Emotional counseling is an essential part of care for the woman who elects to terminate her pregnancy. In my experience with counseling over 400 women since abortion became legalized in Hawaii, I am convinced that helping a woman express her feelings about abortion can make it a more comfortable event and, in some cases, can help the woman grow emotionally. Recent studies done since abortion became legal indicate that there are no serious emotional consequences that can be attributed to abortion, but it is still a significant event in the patient's life (Gedan 1973).

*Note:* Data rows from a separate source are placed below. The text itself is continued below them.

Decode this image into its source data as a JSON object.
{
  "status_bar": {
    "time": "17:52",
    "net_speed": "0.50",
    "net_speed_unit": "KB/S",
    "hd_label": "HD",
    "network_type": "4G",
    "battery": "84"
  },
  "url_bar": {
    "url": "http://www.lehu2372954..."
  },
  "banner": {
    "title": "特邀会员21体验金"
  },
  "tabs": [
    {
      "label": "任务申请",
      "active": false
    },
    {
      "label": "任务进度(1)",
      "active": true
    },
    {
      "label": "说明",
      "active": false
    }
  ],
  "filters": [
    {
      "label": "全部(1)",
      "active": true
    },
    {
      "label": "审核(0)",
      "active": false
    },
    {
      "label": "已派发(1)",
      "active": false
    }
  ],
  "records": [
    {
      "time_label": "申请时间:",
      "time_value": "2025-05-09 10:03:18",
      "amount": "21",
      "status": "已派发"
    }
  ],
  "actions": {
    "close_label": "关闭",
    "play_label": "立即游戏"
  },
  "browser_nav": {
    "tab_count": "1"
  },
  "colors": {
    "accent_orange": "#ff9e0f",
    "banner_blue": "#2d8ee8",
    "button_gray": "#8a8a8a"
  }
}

Approximately 25 percent of my patients were teenagers, and I came to realize that in addition to having an accepting attitude toward these women, the counselor must also be willing to freely disclose her own feelings and experiences. I have found that patients of all ages resist doing all the revealing and appreciate the involvement of their therapist. An adolescent, in particular, may feel she is being interrogated and resent the intrusion of an authority figure into sensitive areas.

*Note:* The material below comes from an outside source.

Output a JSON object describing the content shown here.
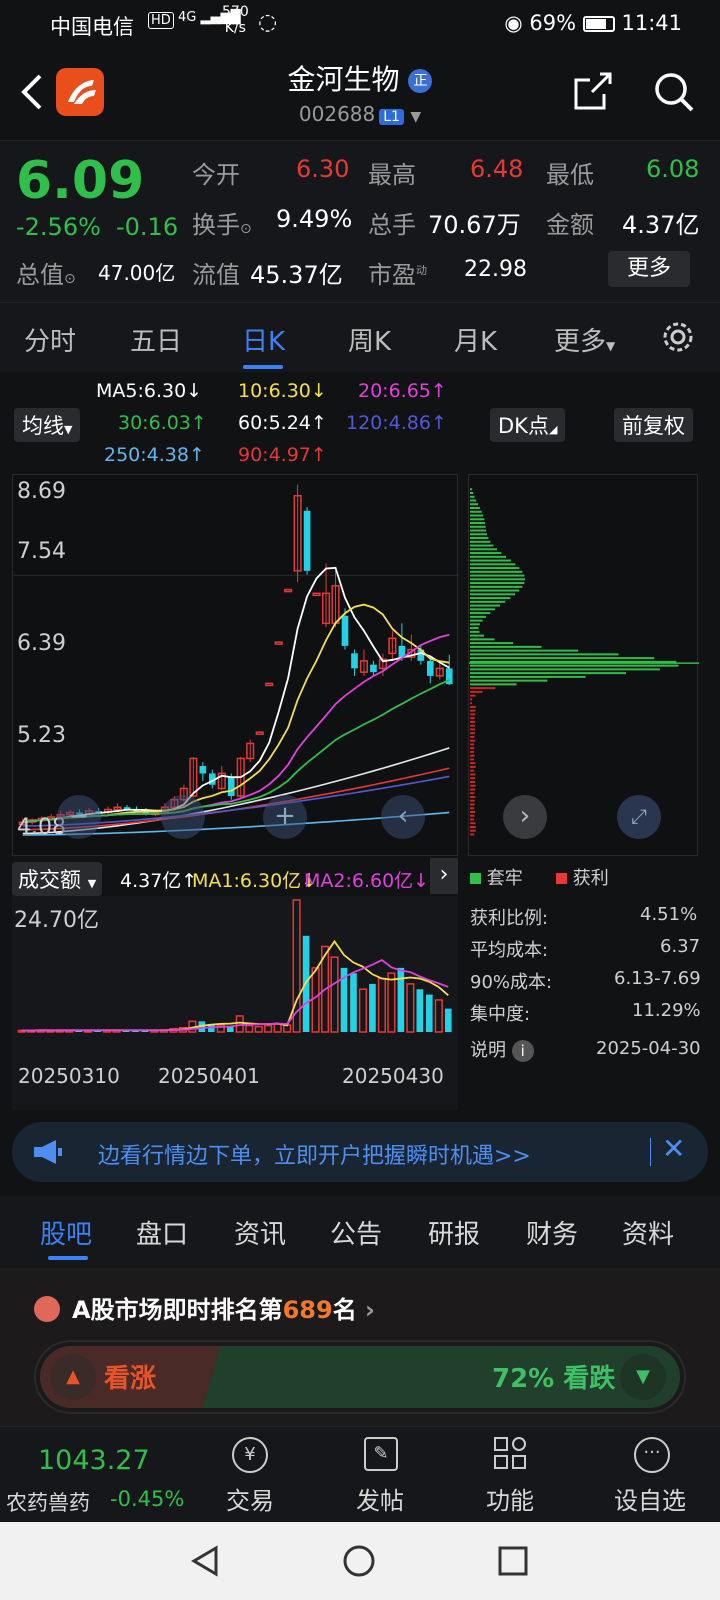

If the counselor takes some initiative in exposing her thoughts and feelings particularly in the beginning of the interview, the adolescent is likely to follow her example. Openness on the part of the counselor makes the tone of the interview a conversation between equals.
When an adolescent girl comes to a health agency, she brings with her memories of her former experiences with physicians, nurses, other